Alfred Grünfeld (1852-1924) received his first musical education at the Prague Conservatory, where Höger gave him instruction on the piano. He met Mahler or rather Mahler stayed with the Grünfeld family at Prague in 1871. The impression left on the eleven-year-old Mahler was rather unfortunate, having reluctantly lodged with the Grünfeld's while attending the Neustadter Gymnasium (his father had sent him there to improve on the poor grades he had been getting in Iglau). He had been rather scornfully treated, perhaps even bullied, by some of the Grünfelds numerous children but had suffered apparently deeper psychological scarring as a result of having attempted to 'save' one of the family's maidservants, whom he had accidentally witnessed having sex with the nineteen-year-old Alfred Griinfeld. His embarrassment and confusion! heightened by the pair's angry demands that he swear to tell no one what he had seen, seems to have remained vividly enough in his memory for him to recall them many years later in conversation with his wife.
Grünfeld studied at the Kullak Academy in Berlin and eventually moved to Vienna, where he became a popular teacher and performer and later became court pianist to Emperor Wilhelm I of Germany and was a friend of Brahms, Strauss and Leschetizky. Edward Hanslick made the following remarks in reference to Grünfeld. "He is a musician beyond criticism; in public and in private one of the best known members of Vienna Society, and the greatest favourite with all musical people. By his brilliant playing as well as his sweet expression and gay humour, he understands to perfection the art of charming his listeners in Vienna.'

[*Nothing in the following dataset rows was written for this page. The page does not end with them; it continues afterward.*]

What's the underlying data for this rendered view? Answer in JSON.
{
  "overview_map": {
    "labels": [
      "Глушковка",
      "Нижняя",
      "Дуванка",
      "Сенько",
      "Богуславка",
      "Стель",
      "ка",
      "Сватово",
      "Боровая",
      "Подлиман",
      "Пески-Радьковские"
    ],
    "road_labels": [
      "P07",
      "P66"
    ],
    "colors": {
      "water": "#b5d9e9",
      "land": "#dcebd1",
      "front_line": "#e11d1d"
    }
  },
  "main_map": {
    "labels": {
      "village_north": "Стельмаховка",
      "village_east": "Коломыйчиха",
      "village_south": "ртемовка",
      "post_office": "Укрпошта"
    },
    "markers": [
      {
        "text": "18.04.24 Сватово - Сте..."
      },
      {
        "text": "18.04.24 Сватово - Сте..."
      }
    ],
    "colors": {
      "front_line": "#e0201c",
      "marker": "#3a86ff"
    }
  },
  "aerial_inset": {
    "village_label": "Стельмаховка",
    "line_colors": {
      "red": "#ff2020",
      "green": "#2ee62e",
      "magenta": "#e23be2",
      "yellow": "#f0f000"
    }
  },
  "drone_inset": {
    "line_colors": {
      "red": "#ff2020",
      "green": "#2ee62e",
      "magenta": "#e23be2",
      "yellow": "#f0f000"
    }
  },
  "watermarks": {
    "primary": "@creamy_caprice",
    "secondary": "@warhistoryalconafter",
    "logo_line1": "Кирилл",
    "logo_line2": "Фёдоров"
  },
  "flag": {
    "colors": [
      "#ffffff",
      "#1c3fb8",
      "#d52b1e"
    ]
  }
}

Grünfeld cut his first discs in 1899 and continuing to record until 1914. The piano in the earliest recording here of 1905 may have had the dampers removed to increase the volume level, also the odd twanging sound in the lower notes is common to early piano recordings due, I believe, to the slight irregularity in the motor mechanism of the cutting lathe. By 1910 a considerable sonic improvement had been made and Grünfelds arrangement of the Strauss is pretty good for this period in recording history.
Re the Labels, John Milmo pointed me in the right direction [and spelling!] regarding the use of the Amour label on records. According to Leonard Petts The story of "Nipper" and the "His Master's Voice" picture painted by Francis Barraud, 1973, the use of the familiar Dog & Gramophone trademark was rejected in Russia because of the common derogatory saying 'He sings like a Dog.' It would have been a simple matter to continue with the Recording Angel trademark but objections to this were also being voiced by the Russian Orthodox Church. The church objected to a Christian angel on a record as they could be handled and touched by infidels. Unlike Western devotional images pictures of religious subjects are regarded as holy in themselves and veneration is paid to them as prototypes of the angels they represent. So the Cherub came into being - a sort of angelic creature with wings and a quill not much different from the Recording Angel used heretofore excepting that the change seems to have mollified everyone. If anyone can tell me why the 'He sings like a dog' was such a popular phrase, or who in the Russian Church actually objected I would like to know.
The legend in Russian under the words 'Concert Record Gramophone' state that the record was 'Made by the Gramophone Co. Ltd., Riga' which places the pressings on or after s 1908-1910.